The book is simply a collection of relevant documents from the Bilu Manifesto of 1882 to President Bush’s statement at the Annapolis conference on November 27, 2007, arranged in strict chronological order. In these days when rewriting history for political purposes is not only common, but apparently is seen by many as a legitimate academic enterprise, I find a dip into the cold water of actual facts refreshing before going to sleep.
For example, take the British White Paper of 1939 (p. 44) which first reaffirms Britain’s commitment under the Balfour Declaration and the Mandate to provide for a Jewish National Home in Palestine, and then continues as follows:
Although it is not difficult to contend that the large number of Jewish immigrants who have been admitted so far have been absorbed economically, the fear of the Arabs that this influx will continue indefinitely until the Jewish population is in a position to dominate them has produced consequences which are extremely grave for Jews and Arabs alike and for the peace and prosperity of Palestine. The lamentable disturbances of the past three years are only the latest and most sustained manifestation of this intense Arab apprehension. The methods employed by Arab terrorists against fellow Arabs and Jews alike must receive unqualified condemnation. But it cannot be denied that fear of indefinite Jewish immigration is widespread amongst the Arab population and that this fear has made possible disturbances which have given a serious setback to economic progress, depleted the Palestine exchequer, rendered life and property insecure, and produced a bitterness between the Arab and Jewish populations which is deplorable between citizens of the same country [my emphasis].
In other words, unhappy Arabs respond with riots, terrorism and violence.
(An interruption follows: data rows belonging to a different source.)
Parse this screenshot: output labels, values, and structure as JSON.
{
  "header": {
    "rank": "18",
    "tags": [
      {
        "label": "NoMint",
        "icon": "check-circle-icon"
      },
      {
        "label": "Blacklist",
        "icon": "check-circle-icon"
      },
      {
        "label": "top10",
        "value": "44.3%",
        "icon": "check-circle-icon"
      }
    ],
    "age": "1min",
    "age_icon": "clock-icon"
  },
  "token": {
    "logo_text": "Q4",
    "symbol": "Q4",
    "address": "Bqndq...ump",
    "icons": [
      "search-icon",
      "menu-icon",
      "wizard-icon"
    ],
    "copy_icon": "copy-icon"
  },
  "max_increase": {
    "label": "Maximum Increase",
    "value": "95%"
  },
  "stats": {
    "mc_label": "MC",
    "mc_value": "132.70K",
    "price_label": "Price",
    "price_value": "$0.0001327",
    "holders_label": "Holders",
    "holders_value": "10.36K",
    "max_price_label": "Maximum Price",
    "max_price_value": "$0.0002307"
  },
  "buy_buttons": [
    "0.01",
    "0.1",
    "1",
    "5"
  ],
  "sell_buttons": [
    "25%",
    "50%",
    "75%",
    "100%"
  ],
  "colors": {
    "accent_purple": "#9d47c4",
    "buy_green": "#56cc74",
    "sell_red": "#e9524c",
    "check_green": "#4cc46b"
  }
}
Sound familiar? So the British, while ‘deploring’ the violence, decided to solve the problem — by stopping immigration:
For each of the next five years a quota of 10,000 Jewish immigrants will be allowed on the understanding that a shortage one year may be added to the quotas for subsequent years, within the five year period, if economic absorptive capacity permits.
In addition, as a contribution towards the solution of the Jewish refugee problem, 25,000 refugees will be admitted as soon as the High Commissioner is satisfied that adequate provision for their maintenance is ensured, special consideration being given to refugee children and dependents…
After the period of five years, no further Jewish immigration will be permitted unless the Arabs of Palestine are prepared to acquiesce in it [!].
Like Chamberlain’s famous capitulation to Hitler in the previous year, Britain chose to make a ‘practical’ decision instead of a morally correct one. And people wonder why the phrase “perfidious Albion” is still current!
I highly recommend this book, which may be read at any time of the day.